Last week’s events also reignited the trauma Gloss has experienced in years past. “I was exhausted,” she says. “I didn’t want to add any more names, and I couldn’t print one volume without having to bump up to the next one. It’s hard to describe the feeling…I feel so deeply when I’ve never met a person on my shirts. I’ve met their family members, but not the people themselves.”
Gloss created the “And Counting” shirt in 2014 with a nod to the Amsterdam-based graphic studio Experimental Jetset—remember the "John & Paul & Ringo & George" paean to the Beatles? The 25-year-old Northwestern grad instituted alternating volumes of the shirts—odd numbers for men, even for women—to honor both the brothers and sisters lost to police violence. As time went on, sheadded names to the shirts from subsequent shootings, while working odd jobs in Washington, D.C. Initially, critics targeted the company for profiting off tragedy, but Gloss countered through action, as she carried the dialogue surrounding each shooting beyond the national news cycle.
“First and foremost is forcing people to remember,” Gloss says. “Making people uncomfortable, too, because feelings drive people to action more than legislation will ever be able to. I want the shirts to elicit feelings and compel people to act.”
Keeping each name alive in the national consciousness and “fighting against amnesia,” are challenging feats when 569 people have been killed by police in the U.S. in 2016 alone and strikingly raw smartphone video may be desensitizing mass culture to violence against black people.
“I want the shirts to elicit feelings and compel people to act.”
And with the growing canon of black lives lost, GLOSSRAGS is faced with the question of longevity—for how many more years will the company continue adding names? But despite the barriers, a headstrong Gloss remains committed to her work at the intersection of tragedy, activism, and commerce, producing an emotionally charged symbol of grief and protest that’s now embedded in the story of race and law enforcement in America.

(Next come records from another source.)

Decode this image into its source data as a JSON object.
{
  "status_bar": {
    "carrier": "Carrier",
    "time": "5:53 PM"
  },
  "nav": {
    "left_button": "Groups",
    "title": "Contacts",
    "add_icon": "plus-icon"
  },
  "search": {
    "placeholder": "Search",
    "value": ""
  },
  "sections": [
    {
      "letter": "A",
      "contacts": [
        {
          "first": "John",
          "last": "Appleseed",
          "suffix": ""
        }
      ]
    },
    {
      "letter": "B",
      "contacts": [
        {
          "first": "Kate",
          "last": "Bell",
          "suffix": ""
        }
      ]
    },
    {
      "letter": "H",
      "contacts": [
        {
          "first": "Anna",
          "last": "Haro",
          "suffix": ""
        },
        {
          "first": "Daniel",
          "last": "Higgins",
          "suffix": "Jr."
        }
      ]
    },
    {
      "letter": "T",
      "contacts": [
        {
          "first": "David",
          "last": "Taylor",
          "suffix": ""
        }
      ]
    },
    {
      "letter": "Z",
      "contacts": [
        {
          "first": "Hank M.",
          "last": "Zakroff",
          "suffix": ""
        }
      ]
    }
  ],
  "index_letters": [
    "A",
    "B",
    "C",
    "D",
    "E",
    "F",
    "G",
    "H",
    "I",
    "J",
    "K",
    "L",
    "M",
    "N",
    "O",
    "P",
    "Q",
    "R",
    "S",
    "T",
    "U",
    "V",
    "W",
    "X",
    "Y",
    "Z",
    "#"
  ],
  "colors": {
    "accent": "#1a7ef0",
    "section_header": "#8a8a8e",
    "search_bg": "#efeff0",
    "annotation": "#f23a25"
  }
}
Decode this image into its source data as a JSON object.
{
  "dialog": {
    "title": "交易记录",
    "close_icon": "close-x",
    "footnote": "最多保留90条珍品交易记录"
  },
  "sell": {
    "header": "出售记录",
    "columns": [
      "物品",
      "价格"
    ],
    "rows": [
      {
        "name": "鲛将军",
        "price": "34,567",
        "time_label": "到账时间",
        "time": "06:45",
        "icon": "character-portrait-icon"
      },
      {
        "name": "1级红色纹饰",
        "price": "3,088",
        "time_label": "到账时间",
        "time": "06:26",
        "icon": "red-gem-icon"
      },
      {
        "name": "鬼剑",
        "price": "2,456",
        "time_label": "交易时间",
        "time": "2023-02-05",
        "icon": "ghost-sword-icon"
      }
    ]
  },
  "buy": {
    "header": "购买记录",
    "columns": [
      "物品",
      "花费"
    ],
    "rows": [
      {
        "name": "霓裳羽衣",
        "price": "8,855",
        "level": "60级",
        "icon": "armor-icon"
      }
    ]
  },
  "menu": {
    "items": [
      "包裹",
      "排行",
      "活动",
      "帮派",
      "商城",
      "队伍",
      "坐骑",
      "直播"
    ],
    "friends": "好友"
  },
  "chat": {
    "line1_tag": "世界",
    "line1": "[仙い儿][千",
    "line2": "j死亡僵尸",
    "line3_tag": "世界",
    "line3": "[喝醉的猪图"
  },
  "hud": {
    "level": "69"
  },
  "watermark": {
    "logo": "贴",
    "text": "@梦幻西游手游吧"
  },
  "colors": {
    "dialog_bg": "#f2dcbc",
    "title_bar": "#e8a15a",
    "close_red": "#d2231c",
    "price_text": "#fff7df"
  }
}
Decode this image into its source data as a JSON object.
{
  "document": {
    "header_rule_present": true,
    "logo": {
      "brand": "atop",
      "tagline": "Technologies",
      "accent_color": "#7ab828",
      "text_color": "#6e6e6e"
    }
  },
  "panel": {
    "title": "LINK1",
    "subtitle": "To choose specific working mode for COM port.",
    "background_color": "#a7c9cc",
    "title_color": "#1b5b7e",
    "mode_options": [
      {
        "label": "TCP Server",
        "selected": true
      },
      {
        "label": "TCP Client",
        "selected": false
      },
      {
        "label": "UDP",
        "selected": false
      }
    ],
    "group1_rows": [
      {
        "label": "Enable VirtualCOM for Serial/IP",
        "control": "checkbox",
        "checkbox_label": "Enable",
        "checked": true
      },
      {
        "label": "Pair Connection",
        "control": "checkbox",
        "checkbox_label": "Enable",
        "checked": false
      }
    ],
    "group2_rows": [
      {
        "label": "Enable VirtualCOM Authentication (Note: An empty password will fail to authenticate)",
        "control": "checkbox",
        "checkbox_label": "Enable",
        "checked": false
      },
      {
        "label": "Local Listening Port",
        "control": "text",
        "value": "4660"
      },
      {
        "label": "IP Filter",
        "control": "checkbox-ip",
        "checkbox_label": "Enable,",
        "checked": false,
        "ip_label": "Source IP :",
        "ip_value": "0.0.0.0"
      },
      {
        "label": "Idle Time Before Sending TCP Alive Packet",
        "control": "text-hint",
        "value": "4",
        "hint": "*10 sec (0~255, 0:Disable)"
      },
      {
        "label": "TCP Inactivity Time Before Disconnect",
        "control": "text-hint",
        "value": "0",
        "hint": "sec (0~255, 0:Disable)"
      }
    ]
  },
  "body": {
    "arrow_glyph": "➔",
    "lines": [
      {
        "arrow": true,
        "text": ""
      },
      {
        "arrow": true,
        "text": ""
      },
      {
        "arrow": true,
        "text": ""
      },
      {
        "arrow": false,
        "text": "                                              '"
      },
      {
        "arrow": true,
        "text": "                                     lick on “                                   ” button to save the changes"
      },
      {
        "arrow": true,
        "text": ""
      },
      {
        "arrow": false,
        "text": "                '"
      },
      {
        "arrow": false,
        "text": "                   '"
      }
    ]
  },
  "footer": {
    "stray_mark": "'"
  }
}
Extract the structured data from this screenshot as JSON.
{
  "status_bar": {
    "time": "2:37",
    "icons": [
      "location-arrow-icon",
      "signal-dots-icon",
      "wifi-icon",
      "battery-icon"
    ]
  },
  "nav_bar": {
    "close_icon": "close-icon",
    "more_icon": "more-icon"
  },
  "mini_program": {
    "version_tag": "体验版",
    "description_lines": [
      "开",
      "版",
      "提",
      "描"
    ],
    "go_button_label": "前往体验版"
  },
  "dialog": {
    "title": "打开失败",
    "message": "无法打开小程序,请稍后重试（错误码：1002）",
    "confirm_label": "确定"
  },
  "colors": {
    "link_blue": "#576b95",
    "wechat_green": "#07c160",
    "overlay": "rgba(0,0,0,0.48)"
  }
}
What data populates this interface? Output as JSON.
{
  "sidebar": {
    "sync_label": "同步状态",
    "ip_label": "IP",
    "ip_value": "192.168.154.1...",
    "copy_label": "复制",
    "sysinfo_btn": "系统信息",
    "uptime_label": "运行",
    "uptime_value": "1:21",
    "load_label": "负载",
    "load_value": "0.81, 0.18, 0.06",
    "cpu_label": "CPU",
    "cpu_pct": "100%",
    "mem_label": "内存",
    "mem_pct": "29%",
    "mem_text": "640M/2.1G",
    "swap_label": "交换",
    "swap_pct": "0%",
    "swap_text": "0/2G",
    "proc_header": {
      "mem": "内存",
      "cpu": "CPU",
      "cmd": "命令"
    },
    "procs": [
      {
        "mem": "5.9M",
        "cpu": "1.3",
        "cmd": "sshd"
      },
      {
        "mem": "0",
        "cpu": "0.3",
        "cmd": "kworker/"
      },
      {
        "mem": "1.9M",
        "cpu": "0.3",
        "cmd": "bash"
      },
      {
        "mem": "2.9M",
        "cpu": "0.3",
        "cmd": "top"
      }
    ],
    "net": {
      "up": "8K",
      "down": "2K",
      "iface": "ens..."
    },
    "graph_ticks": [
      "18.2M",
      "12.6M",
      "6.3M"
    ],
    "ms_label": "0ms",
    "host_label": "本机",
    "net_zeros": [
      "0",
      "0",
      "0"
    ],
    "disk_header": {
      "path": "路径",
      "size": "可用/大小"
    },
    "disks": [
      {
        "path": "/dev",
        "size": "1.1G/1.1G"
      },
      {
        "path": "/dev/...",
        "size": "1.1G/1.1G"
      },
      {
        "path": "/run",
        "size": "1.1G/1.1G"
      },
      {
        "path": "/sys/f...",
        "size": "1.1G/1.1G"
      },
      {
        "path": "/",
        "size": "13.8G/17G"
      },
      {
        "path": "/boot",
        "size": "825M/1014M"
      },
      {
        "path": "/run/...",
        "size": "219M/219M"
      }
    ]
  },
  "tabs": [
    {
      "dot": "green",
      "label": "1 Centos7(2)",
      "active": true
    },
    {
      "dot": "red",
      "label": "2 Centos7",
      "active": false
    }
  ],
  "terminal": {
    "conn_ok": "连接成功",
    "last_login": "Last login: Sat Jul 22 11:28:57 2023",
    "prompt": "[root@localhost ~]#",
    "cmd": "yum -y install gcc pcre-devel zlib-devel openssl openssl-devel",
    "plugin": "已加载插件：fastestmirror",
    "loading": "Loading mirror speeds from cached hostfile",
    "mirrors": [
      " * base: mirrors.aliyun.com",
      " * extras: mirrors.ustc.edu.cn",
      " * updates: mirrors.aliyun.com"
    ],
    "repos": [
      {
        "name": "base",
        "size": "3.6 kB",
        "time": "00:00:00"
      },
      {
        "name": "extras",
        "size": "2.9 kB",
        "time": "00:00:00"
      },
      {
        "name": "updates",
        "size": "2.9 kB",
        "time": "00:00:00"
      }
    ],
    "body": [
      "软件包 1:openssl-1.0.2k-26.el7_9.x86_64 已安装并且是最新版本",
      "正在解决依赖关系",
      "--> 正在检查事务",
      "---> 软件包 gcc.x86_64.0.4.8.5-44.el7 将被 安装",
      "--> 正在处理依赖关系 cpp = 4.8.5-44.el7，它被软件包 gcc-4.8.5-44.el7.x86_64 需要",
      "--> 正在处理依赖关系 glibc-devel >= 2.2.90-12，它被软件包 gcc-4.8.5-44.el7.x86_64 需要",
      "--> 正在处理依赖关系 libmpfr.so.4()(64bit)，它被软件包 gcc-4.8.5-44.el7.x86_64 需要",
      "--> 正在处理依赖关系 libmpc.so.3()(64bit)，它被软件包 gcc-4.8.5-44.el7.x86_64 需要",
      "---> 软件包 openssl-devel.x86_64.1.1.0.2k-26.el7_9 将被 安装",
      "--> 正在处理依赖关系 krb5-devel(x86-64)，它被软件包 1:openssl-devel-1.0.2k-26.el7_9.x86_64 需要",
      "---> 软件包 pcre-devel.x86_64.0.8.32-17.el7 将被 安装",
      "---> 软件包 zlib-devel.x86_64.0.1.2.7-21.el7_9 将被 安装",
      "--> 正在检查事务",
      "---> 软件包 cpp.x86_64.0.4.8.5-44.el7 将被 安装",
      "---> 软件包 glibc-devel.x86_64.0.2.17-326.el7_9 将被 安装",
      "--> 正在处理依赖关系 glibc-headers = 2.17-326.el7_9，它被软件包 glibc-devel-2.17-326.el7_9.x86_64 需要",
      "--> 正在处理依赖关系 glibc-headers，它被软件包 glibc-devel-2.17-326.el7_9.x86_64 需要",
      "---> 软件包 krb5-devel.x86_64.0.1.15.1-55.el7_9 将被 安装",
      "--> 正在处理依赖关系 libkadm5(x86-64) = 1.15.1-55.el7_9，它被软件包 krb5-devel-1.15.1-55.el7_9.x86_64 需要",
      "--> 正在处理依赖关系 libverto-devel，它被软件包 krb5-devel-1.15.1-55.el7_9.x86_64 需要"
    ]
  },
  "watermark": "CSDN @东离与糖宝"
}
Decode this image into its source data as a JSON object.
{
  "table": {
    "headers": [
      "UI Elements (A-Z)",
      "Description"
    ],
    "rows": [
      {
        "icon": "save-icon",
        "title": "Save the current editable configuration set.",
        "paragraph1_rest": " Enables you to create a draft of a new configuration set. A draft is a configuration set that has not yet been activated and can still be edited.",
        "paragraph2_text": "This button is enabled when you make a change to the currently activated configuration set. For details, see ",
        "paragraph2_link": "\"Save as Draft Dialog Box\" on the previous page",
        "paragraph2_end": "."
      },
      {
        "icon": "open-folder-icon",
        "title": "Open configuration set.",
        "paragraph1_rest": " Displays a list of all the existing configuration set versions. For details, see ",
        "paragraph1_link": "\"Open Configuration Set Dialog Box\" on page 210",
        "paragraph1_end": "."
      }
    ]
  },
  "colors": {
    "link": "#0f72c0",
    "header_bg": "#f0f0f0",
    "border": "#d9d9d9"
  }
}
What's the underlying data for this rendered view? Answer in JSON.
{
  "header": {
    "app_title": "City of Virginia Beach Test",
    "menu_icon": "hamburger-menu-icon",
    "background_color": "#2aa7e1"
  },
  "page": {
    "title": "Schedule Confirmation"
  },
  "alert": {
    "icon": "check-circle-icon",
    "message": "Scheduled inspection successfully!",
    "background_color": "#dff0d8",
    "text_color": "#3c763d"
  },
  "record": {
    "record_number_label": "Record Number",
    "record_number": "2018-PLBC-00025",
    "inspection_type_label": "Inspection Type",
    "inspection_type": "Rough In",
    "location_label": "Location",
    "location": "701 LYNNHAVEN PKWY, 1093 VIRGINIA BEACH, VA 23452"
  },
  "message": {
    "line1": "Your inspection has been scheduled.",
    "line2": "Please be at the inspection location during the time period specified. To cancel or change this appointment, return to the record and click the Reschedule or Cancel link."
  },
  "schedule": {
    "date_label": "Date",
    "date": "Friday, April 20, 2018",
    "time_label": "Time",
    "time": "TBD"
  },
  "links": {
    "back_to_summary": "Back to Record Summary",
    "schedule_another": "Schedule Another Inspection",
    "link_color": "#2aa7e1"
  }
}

The shirts currently sell for $35, and profits are going toward continued production—as well as the Smithsonian National Museum of African American History and Culture, for which GLOSSRAGS is an ambassador. Gloss also hopes to start a GLOSSRAGS scholarship fund in the coming years.
On the future of the GLOSSRAGS brand as a whole, “Our efforts are focused on everyday black lives in America,” says Gloss. “You hear about the crime and drama, but not what it’s like being black everyday in this country. Anytime we are struggling or being marginalized, or even trivialized, there is a story that needs to be told. I want to be the voice for those narratives.”
Gloss plans to continue her work as she moves to the West Coast this fall, while “And Counting” shirts will surely hold their place at rallies, protests, court hearings, and conversations across the country.
For today, GLOSSRAGS looks to its next volume of the iconic shirt—a shirt that will be slightly different from its predecessors.
“I think Alton’s and Philando’s names will have to be on the back. Right now, the 17 names run the full length of the shirt and I still want people to be able to read it from a distance,” says Gloss. She recalls a sobering fact—the font on Volume I was equivalent in size to three names on Volume IX.